Research project is (co) funded by the Slovenian Research Agency.

**UL Member:** Faculty of Mathematics and Physics

**Code:** N1-0154

**Project:** Probabilistic methods for joint and singular eigenvalue problems

**Period:** 1. 1. 2021 - 31. 12. 2023

**Range per year:** 0,73 FTE, **category:** C

**Head:** Bor Plestenjak

**Research activity**: Natural sciences and mathematics

**Research ****Organisations, researchers, citations for bibliographic records**

**Project description:**

Computing eigenvalues and eigenvectors of a matrix is one of the most central numerical linear algebra problems, for which highly sophisticated algorithms and reliable black-box implementations have been developed. Significantly less attention has been paid to a range of non-standard eigenvalue problems, for which the availability of algorithms and software is, in turn, limited. The underlying theme of this project is that randomization helps transform such problems into standard eigenvalue problems, enabling the use of efficient off-the-shelf solvers without compromising numerical robustness. The major deliverables of the project are algorithms and software that guarantee high accuracy with very high probability at moderate cost, together with a demonstration of their value in a range of applications.

With applications in signal processing, data analysis and many other areas, joint eigenvalue problems represent an important class of problems considered in this project. They require the simultaneous diagonalization or triangularization of a family of matrices. In contrast to the optimization-based approaches often used to address this task, this project plans to analyze, improve and extend randomized techniques based on solving standard eigenvalue problems for one or several random linear combinations of these matrices. This will result in algorithms that are simple to implement, robust to noise, and capable of solving large-scale problems, significantly extending the scope and complexity of applications.

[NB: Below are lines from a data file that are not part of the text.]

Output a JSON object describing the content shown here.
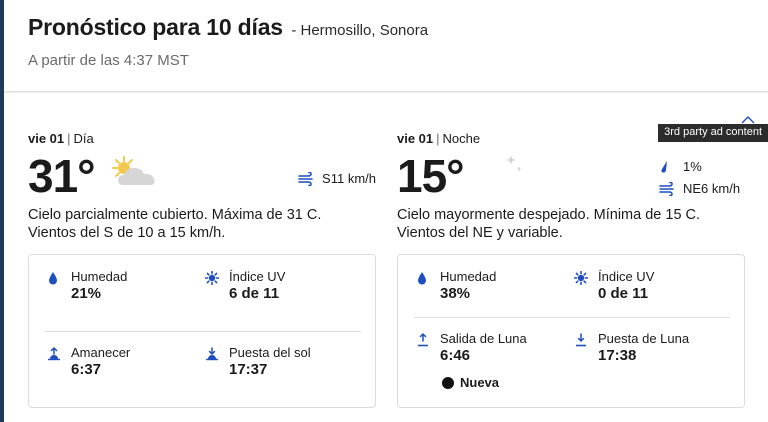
{
  "header": {
    "title": "Pronóstico para 10 días",
    "location": "- Hermosillo, Sonora",
    "as_of": "A partir de las 4:37 MST"
  },
  "ad_tag": "3rd party ad content",
  "day": {
    "weekday": "vie 01",
    "separator": "|",
    "period_label": "Día",
    "temp": "31°",
    "condition_icon": "partly-cloudy-icon",
    "wind": "S11 km/h",
    "narrative": "Cielo parcialmente cubierto. Máxima de 31 C. Vientos del S de 10 a 15 km/h.",
    "humidity_label": "Humedad",
    "humidity_value": "21%",
    "uv_label": "Índice UV",
    "uv_value": "6 de 11",
    "sunrise_label": "Amanecer",
    "sunrise_value": "6:37",
    "sunset_label": "Puesta del sol",
    "sunset_value": "17:37"
  },
  "night": {
    "weekday": "vie 01",
    "separator": "|",
    "period_label": "Noche",
    "temp": "15°",
    "condition_icon": "moon-stars-icon",
    "precip": "1%",
    "wind": "NE6 km/h",
    "narrative": "Cielo mayormente despejado. Mínima de 15 C. Vientos del NE y variable.",
    "humidity_label": "Humedad",
    "humidity_value": "38%",
    "uv_label": "Índice UV",
    "uv_value": "0 de 11",
    "moonrise_label": "Salida de Luna",
    "moonrise_value": "6:46",
    "moonset_label": "Puesta de Luna",
    "moonset_value": "17:38",
    "moon_phase": "Nueva"
  },
  "colors": {
    "icon_blue": "#1f4fbf",
    "sun_yellow": "#f2c94c",
    "cloud_gray": "#d6d6d6"
  }
}
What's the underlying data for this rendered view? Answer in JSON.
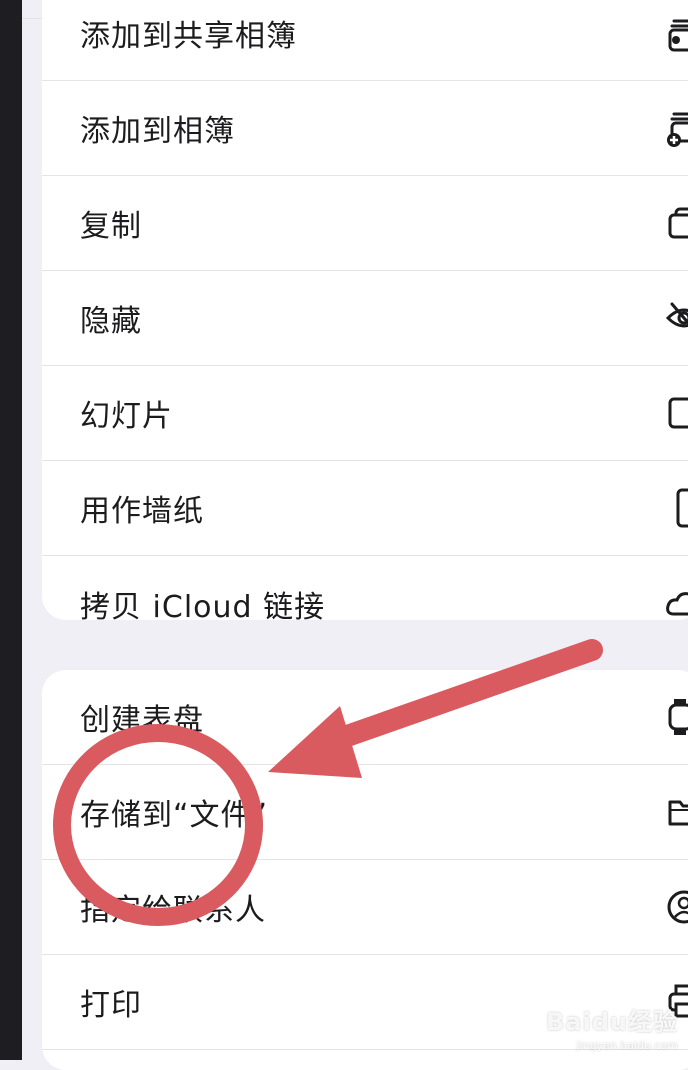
{
  "menu_group_1": {
    "items": [
      {
        "label": "添加到共享相簿",
        "icon": "shared-album-add-icon"
      },
      {
        "label": "添加到相簿",
        "icon": "album-add-icon"
      },
      {
        "label": "复制",
        "icon": "duplicate-icon"
      },
      {
        "label": "隐藏",
        "icon": "eye-slash-icon"
      },
      {
        "label": "幻灯片",
        "icon": "slideshow-icon"
      },
      {
        "label": "用作墙纸",
        "icon": "wallpaper-icon"
      },
      {
        "label": "拷贝 iCloud 链接",
        "icon": "cloud-link-icon"
      }
    ]
  },
  "menu_group_2": {
    "items": [
      {
        "label": "创建表盘",
        "icon": "watch-face-icon"
      },
      {
        "label": "存储到“文件”",
        "icon": "folder-icon"
      },
      {
        "label": "指定给联系人",
        "icon": "contact-icon"
      },
      {
        "label": "打印",
        "icon": "printer-icon"
      }
    ]
  },
  "annotation": {
    "color": "#d95a5f",
    "target": "存储到“文件”"
  },
  "watermark": {
    "main": "Baidu经验",
    "sub": "jingyan.baidu.com"
  }
}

When generalized or polynomial eigenvalue problems are singular, the second class of problems considered in this project, the definition and numerical computation of eigenvalues becomes subtle. In fact, it is well known that even tiny perturbations of the data may induce arbitrary changes in the eigenvalues. Despite this anomaly, such singular problems have important applications, in particular in engineering, where they arise from electric circuits or mechanical systems modelled by differential-algebraic equations. In this project, random perturbations and projections will be used to turn singular into regular eigenvalue problems. Guided by probabilistic analyses, algorithms will be developed that return, with very high probability, eigenvalues of the original singular problem in a numerically robust manner.

Multiparameter eigenvalue problems feature aspects from both problem classes. On the one hand, they are frequently reformulated as joint eigenvalue problems and, on the other hand, this reformulation often leads to singular eigenvalue problems, especially in applications related to bivariate polynomial root-finding. We will combine and adapt the randomized techniques to this case, taking the structure induced by the original multivariate eigenvalue problem into account.